The government said it would additionally reference Canada and Australia when setting drug prices from January next year. Accordingly, the number of reference countries for drug pricing will increase from seven to nine.
To date, Korea has calculated the foreign average drug price of seven countries, also known as A7 -- the U.S., U.K., Germany, France, Italy, Switzerland, and Japan.
However, there have been consistent comments from government officials that the calculation formula was outdated and the basis for the calculation needed to be revised.
As a result, the Health Insurance Review and Assessment Service (HIRA) released a prior notice of the partial revision of the regulations on evaluation criteria and procedures for eligibility for insurance benefits, announcing it would add Canada and Australia when calculating the foreign average drug price.
With this revision, the foreign average drug price calculation method will also change by reflecting the exchange rate, value-added tax, and the scope of distributions, in addition to the ex-factory shipment price in each of the nine foreign countries.
In the calculation, any decimal denominations will be removed.
For ex-factory prices in the nine countries, the government will refer to each country's value-added tax, margin, and refund rate based on the amount listed in the drug price booklet of the concerned country.
If manufacturers, consignment manufacturers, and importers submit objective data issued by foreign government agencies, such as regulations of the relevant country, or notarized data confirmed by companies publishing drug price booklets, HIRA will consider such information when calculating the drug price.
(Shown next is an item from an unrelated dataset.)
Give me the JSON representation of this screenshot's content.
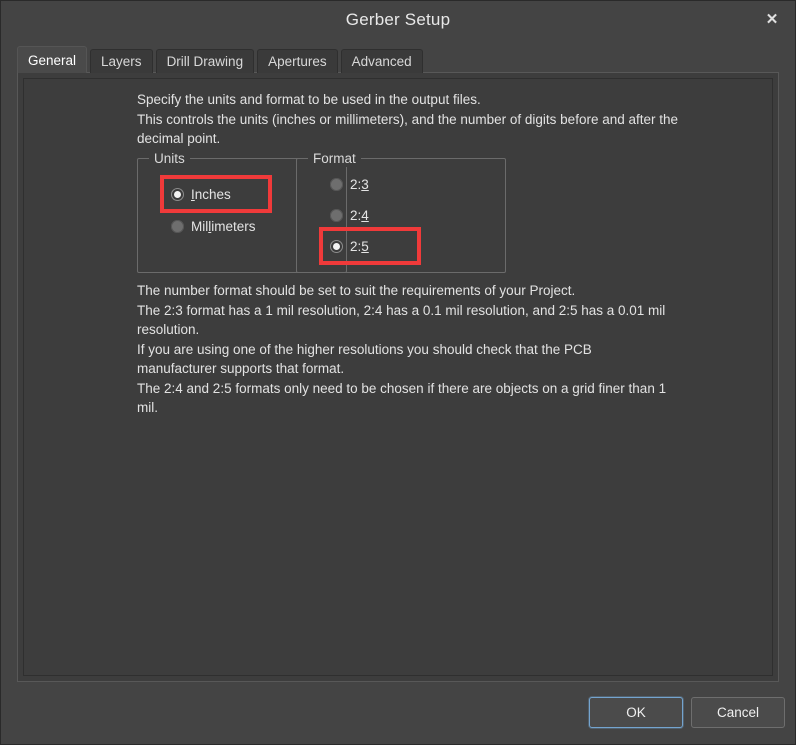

If foreign drugs have the same ingredients, dosage form, and dose, or the company name or product name is the same, HIRA will search for the highest-priced product.
Also, HIRA has set targets for essential drugs that can be excluded from submitting economic evaluation data to medicines that are publicly reimbursed or covered equivalently in at least three of nine foreign countries.
At this time, HIRA will judge the appropriateness of the insurance benefit by considering the lowest price among the adjusted prices among the nine foreign countries.
The drug industry is keeping a close eye on how the new regulations will affect drug pricing as the pharmaceutical industry has constantly argued that drug prices in Korea are not high compared to A7 countries.
Pharmaceutical companies have complained that Korea does not provide adequate compensation for the value of new drugs as the prices of new drugs released on the market after negotiations with the NHIS are very low compared to those in A7 countries.
The drug industry also expressed doubt that the increase in the number of foreign drug price referral countries will expand insurance coverage opportunities for new drugs.
Some industry watchers believed there would be no significant change in new drug insurance benefits even if Australia and Canada were added.
“As the number of foreign drug price reference countries increases, the opportunity for benefits or expansion of benefits should be visible, but it is still unknown if such benefits will appear,” an industry source told Korea Biomedical Review, asking to remain anonymous due to the sensitivity of the issue.
Rather than expanding the countries that Korea uses to calculate foreign average drug prices, the official suggested reviewing and introducing a prospective rapid listing system.